For the first time in recent memory, OSU’s secondary is a wild card. A non-conference showdown against Oklahoma will certainly test how ready this new group is for the big time.

3. Get back to being the hunters

I’ll save you the wolves cliché that’s been plastered all over the Buckeye facility. But it’s true. Everybody expects this team to get back to the 2014 mindset. That team, of course, was inexperienced, talented and most importantly, it was hungry.

Will this group emerge in the same way? Rare is it that a group of underclassmen emerges collectively like that 2014 team did. Urban Meyer said there might be more talent with this year’s group. That won’t be what makes or breaks Ohio State’s season.

Even though Ohio State has the least-experienced team in the country, many are confident that Meyer can maximize this team’s talent and keep the Buckeyes in the playoff hunt. A 50-4 mark will do that to a coach.
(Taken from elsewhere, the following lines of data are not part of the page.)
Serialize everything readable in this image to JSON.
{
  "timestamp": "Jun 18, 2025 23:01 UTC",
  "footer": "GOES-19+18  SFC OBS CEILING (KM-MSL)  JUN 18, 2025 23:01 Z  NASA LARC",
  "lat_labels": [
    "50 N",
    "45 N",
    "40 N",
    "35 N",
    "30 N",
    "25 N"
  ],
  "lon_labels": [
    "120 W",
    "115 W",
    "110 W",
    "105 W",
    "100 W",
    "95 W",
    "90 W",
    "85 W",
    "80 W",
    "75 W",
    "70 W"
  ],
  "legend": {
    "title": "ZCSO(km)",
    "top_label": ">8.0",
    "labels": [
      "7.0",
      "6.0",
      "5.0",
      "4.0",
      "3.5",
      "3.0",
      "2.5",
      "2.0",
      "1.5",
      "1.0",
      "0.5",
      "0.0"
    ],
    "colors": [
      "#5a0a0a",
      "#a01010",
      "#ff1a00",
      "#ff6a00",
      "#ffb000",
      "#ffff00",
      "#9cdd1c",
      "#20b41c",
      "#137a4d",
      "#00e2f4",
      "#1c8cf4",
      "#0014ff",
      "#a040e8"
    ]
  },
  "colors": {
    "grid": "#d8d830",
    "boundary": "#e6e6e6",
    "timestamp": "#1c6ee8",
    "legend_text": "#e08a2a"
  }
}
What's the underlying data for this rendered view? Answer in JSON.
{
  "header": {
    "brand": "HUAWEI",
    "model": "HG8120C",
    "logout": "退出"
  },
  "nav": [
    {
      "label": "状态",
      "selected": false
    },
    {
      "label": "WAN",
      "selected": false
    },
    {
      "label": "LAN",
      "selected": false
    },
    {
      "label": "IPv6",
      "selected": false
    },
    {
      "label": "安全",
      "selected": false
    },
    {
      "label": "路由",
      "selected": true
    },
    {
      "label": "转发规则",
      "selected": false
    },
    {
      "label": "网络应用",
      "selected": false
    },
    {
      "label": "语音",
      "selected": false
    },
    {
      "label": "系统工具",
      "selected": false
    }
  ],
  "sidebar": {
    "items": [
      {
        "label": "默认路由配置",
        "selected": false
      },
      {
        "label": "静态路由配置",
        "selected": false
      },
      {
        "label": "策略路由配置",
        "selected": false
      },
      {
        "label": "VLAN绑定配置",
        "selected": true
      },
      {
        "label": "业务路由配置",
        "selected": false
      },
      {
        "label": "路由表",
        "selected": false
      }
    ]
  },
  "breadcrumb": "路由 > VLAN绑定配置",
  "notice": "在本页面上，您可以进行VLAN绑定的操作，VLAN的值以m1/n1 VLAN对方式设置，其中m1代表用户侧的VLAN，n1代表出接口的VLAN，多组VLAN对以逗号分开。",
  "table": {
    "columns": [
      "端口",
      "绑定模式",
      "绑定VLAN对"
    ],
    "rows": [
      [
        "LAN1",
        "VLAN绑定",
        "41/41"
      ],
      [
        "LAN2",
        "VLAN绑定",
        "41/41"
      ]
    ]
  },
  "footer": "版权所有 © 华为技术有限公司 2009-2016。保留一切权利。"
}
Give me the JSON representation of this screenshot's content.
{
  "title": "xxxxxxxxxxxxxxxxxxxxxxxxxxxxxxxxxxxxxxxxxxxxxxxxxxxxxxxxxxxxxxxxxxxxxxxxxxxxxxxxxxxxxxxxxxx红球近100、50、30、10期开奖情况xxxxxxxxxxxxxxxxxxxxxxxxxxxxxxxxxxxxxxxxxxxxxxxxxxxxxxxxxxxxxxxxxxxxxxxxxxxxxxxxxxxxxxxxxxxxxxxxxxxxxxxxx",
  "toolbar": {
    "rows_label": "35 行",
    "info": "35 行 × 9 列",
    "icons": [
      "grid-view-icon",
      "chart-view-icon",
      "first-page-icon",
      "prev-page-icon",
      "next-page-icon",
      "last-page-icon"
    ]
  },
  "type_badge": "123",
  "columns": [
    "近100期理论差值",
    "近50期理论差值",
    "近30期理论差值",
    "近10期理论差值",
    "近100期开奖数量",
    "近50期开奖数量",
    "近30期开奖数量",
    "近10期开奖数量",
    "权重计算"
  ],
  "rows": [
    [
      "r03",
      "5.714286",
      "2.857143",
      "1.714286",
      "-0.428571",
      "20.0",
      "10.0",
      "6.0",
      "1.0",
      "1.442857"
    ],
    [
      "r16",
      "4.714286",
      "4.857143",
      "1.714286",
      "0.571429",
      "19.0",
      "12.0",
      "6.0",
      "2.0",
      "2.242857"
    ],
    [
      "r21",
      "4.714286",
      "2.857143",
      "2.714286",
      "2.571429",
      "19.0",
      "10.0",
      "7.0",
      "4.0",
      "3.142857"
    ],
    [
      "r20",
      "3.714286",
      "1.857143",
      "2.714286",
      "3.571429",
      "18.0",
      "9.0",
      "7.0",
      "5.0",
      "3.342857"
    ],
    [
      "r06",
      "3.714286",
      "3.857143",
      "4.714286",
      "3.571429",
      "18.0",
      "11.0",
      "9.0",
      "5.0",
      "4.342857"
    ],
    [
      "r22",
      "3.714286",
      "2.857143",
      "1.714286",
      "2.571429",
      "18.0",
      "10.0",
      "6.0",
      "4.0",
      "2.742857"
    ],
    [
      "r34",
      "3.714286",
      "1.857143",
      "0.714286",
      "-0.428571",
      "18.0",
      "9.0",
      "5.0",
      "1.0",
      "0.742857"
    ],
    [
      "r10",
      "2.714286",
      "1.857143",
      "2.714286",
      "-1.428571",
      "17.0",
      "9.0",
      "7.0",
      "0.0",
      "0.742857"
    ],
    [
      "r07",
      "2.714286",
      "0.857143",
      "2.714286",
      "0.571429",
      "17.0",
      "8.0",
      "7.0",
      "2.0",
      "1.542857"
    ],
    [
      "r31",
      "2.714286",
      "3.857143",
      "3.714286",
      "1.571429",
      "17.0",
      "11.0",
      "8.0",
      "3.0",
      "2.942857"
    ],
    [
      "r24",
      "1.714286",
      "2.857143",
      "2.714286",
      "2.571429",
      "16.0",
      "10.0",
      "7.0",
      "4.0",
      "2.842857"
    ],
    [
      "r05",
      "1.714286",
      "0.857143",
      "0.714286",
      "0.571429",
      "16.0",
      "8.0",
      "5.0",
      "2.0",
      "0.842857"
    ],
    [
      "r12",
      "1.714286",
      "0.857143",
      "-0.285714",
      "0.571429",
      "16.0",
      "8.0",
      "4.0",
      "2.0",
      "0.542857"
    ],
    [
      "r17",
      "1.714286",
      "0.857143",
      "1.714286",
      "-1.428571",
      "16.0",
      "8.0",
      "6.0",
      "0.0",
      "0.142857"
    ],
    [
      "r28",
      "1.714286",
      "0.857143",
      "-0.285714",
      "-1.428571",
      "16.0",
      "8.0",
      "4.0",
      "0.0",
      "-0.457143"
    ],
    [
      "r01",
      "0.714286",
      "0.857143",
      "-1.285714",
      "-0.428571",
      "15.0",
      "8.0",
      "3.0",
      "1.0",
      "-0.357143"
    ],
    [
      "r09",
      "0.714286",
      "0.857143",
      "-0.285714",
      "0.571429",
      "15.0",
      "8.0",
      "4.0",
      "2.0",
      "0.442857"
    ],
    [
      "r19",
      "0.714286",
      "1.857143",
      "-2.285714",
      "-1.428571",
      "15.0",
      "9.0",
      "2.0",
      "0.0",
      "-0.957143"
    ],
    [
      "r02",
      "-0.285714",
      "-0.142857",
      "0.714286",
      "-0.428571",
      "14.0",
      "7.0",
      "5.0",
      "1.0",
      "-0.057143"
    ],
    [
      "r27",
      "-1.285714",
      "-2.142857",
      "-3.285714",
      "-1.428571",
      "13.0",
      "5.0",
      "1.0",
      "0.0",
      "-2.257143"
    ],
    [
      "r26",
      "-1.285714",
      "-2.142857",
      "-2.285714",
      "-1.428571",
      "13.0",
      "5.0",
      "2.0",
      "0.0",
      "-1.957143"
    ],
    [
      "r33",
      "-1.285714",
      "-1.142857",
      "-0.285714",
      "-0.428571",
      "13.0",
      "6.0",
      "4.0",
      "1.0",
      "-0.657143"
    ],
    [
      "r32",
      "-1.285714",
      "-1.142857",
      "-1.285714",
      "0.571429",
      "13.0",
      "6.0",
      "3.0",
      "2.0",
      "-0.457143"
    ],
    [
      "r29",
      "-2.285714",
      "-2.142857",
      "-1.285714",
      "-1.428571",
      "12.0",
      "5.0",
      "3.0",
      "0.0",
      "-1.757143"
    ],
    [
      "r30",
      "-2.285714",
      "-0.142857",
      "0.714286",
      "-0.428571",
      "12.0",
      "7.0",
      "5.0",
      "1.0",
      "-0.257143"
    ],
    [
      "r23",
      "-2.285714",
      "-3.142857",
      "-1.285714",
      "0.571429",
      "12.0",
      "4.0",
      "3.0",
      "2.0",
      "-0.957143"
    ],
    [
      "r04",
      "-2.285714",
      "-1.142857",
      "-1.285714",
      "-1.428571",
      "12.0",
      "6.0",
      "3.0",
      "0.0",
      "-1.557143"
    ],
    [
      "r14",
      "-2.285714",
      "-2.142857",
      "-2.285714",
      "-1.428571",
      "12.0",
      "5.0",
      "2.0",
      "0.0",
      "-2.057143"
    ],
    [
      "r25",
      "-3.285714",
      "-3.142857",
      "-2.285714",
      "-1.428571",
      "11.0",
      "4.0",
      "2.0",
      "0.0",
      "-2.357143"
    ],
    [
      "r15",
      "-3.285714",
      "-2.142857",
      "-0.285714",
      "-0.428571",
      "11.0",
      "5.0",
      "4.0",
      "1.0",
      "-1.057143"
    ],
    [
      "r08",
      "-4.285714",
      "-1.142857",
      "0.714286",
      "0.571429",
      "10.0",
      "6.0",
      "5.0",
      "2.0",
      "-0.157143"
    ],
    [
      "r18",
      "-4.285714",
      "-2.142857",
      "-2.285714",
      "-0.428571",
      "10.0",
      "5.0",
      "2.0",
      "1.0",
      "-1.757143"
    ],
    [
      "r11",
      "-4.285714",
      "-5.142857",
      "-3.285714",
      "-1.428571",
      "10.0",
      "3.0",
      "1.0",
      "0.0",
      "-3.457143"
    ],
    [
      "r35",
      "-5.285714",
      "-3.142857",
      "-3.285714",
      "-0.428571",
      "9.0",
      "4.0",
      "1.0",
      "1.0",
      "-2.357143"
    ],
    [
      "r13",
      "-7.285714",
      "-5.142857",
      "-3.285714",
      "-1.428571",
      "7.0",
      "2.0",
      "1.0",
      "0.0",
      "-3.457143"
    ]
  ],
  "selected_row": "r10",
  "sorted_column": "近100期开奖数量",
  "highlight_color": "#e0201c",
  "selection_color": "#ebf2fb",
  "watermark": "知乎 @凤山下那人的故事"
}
Inevitably, there will be growing pains with a team this young. Maybe it doesn’t dominate teams it should. Maybe Oklahoma kicks OSU in the teeth. Maybe there are guys who still haven’t solidified their starting spots heading into October.

The question is whether or not this team bounces back and learns from its early struggles. That, ultimately, will determine how high OSU can fly in 2016.